The latest Fling package designed to answer this challenge is called VMware Tools for Nested ESXi, and it was written by VMware engineer Jim Mattson. Once the package is installed, the virtual machine with the nested ESXi host can run VMware Tools and will therefore function like any other normal virtual machine.
This Fling is currently being offered as a VIB (vSphere Installation Bundle) file. A VIB file is effectively a software installation module for ESXi and is made up of a collection of files packaged into a single archive to facilitate distribution, much like a tarball or zip archive file.
Nesting ESXi has been possible for quite some time now, so why is adding VMware Tools so important? What extra capabilities does this Fling offer someone who is nesting?
- Without VMware Tools, there is no guest-specific information displayed in the vSphere Client for nested ESXi hosts. With this Fling, important guest OS information, such as IP address, configured hostname, and the rest can be identified.
- It allows the nested ESXi VM to be cleanly shut down or restarted when performing power operations with the vSphere Web/C# Client or vSphere APIs. Without it, administrators would have to perform this operation by logging into the VM console, or they'd have to SSH into the ESXi host.

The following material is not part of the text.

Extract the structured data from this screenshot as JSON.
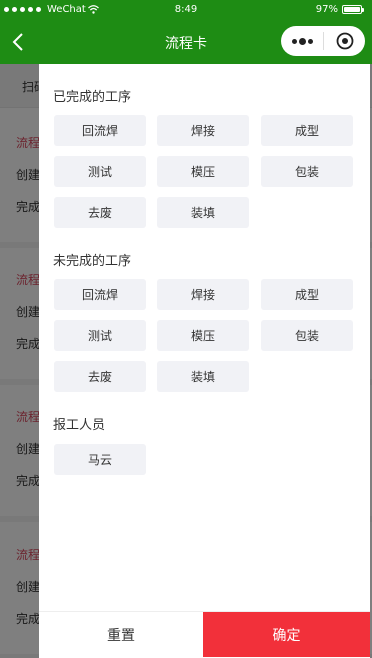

- Administrators can execute scripts that help automate ESXi guest OS operations when the guest's power state changes.
- It adds support for the use of the Guest Operations API (formally known as the VIX API). The API allows administrators to perform guest operations within the VM without needing network connectivity.
Do you have a VMware lab at home? Are you nesting VMware? Will you or have you already tried this Fling to add VMware Tools to your ESXi host virtual machines?
This article, "New Fling installs VMware Tools on nested ESXi virtual machines," was originally published at InfoWorld.com. Follow the latest developments in virtualization at InfoWorld.com.